Problem requirements: Where does the string "screenshot" occur in the records? Copy each line that holds it.

*** Supplied entries

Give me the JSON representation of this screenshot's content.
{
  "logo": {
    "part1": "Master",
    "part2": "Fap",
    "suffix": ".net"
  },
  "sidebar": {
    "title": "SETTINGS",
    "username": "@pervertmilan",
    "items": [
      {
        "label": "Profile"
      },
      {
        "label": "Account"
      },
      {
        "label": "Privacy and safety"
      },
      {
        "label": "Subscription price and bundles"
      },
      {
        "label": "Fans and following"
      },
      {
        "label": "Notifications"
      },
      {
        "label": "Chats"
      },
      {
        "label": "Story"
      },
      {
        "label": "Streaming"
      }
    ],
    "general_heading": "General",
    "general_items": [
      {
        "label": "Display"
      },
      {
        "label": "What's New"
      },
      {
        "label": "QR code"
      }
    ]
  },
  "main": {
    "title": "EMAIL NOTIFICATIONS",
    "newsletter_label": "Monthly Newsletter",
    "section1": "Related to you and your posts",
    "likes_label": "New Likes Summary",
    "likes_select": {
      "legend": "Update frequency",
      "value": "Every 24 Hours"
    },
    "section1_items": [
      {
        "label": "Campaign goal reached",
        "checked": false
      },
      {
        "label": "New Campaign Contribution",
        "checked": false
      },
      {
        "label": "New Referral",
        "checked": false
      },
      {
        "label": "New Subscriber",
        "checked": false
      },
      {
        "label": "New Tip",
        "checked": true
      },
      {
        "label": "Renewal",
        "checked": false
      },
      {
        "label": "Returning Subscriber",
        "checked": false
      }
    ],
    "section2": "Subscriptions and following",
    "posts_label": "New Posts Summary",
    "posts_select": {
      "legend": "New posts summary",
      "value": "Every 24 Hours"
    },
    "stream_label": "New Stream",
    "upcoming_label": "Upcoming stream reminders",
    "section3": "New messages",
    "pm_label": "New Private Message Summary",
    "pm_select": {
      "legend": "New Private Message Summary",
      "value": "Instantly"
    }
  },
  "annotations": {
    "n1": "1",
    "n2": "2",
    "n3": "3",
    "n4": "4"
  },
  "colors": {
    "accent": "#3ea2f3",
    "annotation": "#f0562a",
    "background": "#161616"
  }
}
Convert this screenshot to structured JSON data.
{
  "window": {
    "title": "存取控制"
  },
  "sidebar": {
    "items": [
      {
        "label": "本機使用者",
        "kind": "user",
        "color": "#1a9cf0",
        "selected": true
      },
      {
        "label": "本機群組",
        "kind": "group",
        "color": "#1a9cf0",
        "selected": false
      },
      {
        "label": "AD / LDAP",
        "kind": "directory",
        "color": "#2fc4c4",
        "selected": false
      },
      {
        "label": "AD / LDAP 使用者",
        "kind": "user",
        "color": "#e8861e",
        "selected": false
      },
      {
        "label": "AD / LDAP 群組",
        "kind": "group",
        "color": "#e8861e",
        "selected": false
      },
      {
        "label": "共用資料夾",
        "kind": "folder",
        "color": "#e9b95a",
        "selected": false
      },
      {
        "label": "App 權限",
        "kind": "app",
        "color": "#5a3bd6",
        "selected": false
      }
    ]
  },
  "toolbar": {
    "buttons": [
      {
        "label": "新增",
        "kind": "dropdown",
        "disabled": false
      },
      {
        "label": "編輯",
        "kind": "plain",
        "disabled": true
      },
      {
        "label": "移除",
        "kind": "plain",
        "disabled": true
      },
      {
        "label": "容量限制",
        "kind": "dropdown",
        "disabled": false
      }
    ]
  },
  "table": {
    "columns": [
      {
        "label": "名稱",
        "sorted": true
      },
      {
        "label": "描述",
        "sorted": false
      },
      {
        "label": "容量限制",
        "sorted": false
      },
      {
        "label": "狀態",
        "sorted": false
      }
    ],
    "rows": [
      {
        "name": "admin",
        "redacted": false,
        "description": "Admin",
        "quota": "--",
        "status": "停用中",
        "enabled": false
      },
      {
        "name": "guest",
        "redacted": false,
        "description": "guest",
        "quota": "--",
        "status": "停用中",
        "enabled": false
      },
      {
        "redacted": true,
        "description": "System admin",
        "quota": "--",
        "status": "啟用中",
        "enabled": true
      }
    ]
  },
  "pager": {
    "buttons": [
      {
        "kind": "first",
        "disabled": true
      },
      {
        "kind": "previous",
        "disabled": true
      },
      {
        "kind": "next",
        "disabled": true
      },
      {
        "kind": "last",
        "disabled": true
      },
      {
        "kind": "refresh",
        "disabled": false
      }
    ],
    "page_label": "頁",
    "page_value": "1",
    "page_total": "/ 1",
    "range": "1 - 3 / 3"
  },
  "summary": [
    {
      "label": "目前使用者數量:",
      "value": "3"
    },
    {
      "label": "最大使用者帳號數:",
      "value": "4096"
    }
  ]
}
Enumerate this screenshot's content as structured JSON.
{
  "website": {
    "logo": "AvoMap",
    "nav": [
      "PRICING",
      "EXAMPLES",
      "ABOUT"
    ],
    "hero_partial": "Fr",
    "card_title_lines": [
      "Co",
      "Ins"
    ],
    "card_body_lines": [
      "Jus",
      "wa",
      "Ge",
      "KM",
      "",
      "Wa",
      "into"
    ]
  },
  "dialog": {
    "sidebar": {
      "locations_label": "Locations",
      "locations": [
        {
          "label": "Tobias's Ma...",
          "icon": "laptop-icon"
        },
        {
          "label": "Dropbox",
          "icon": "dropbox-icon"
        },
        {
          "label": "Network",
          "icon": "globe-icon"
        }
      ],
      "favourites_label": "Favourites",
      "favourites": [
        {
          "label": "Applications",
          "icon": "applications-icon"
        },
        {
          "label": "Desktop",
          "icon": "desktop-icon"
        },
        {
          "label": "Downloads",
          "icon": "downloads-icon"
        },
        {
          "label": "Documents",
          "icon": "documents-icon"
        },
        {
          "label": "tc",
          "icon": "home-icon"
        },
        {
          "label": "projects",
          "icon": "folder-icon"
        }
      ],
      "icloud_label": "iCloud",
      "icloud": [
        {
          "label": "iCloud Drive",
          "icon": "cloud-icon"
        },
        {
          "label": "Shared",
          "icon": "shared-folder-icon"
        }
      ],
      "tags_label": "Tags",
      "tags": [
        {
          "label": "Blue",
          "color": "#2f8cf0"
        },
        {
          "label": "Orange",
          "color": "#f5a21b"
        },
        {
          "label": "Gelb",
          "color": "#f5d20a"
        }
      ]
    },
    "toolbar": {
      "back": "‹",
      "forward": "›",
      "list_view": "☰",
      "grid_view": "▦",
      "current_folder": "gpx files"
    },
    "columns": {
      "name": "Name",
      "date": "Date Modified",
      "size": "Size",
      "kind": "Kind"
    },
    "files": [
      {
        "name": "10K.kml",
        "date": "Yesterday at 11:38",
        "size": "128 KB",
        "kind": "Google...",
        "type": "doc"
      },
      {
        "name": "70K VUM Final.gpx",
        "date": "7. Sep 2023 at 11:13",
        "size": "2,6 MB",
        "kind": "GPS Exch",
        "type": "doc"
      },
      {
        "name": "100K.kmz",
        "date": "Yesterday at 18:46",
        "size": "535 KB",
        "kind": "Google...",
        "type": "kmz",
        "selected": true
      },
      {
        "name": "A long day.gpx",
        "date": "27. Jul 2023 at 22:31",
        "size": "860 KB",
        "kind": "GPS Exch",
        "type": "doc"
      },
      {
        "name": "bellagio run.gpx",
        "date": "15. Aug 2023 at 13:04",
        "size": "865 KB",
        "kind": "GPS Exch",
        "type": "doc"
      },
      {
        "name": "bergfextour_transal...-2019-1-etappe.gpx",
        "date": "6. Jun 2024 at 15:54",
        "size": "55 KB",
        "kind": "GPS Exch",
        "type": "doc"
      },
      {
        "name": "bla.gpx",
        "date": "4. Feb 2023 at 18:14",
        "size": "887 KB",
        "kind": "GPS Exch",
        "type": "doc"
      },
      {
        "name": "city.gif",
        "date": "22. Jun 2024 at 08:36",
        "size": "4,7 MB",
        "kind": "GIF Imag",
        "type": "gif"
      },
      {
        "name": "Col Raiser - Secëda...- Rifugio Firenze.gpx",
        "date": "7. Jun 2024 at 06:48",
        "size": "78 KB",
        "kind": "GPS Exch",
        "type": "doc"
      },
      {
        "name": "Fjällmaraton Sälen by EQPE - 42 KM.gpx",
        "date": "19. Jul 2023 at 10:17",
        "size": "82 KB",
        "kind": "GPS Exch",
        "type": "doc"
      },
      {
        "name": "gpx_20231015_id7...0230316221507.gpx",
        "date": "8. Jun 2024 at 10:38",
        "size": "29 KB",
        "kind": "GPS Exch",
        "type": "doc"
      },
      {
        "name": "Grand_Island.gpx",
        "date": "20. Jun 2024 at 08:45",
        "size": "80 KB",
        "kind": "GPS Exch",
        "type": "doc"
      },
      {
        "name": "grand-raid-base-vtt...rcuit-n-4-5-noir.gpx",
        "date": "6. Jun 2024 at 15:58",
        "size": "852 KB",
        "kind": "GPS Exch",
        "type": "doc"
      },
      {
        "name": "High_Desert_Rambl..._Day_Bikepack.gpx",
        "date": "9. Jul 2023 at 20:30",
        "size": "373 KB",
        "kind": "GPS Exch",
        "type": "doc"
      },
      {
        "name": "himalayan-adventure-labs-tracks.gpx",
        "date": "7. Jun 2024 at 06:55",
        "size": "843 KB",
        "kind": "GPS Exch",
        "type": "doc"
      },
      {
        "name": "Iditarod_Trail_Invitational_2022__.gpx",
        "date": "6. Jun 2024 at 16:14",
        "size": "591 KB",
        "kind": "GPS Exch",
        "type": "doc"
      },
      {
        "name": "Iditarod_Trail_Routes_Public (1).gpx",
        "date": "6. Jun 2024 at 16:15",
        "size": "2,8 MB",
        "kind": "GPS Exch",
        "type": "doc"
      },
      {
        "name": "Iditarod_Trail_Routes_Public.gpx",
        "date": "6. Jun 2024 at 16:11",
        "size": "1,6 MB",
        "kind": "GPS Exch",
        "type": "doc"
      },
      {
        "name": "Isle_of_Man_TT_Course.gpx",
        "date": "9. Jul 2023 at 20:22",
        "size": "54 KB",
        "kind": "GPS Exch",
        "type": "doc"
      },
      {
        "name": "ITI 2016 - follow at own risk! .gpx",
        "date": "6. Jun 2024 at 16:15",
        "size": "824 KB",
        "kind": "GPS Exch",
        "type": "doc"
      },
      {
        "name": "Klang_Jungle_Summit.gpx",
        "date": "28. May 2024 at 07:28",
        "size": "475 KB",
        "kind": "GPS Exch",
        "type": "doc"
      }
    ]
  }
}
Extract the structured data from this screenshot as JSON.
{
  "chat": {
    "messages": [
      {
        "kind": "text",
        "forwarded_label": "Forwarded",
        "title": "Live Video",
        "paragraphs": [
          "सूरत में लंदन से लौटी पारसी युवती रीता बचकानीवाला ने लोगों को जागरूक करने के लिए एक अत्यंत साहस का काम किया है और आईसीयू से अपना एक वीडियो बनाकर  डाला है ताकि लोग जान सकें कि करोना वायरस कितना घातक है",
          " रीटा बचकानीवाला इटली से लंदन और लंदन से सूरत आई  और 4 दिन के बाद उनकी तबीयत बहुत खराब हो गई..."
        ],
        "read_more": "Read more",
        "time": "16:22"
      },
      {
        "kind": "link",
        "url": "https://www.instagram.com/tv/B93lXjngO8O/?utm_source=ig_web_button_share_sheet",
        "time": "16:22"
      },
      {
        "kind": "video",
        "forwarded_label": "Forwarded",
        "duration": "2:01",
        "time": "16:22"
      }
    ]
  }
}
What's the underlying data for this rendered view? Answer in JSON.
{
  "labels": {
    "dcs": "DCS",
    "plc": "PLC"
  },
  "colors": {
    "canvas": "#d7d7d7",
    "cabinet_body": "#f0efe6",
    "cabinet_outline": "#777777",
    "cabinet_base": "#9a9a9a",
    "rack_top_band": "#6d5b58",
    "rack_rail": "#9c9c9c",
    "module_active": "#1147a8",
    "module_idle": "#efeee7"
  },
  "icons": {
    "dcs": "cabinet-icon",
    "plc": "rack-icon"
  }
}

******

Solution to this problem:
Give me the JSON representation of this screenshot's content.
Convert this screenshot to structured JSON data.
Enumerate this screenshot's content as structured JSON.
Extract the structured data from this screenshot as JSON.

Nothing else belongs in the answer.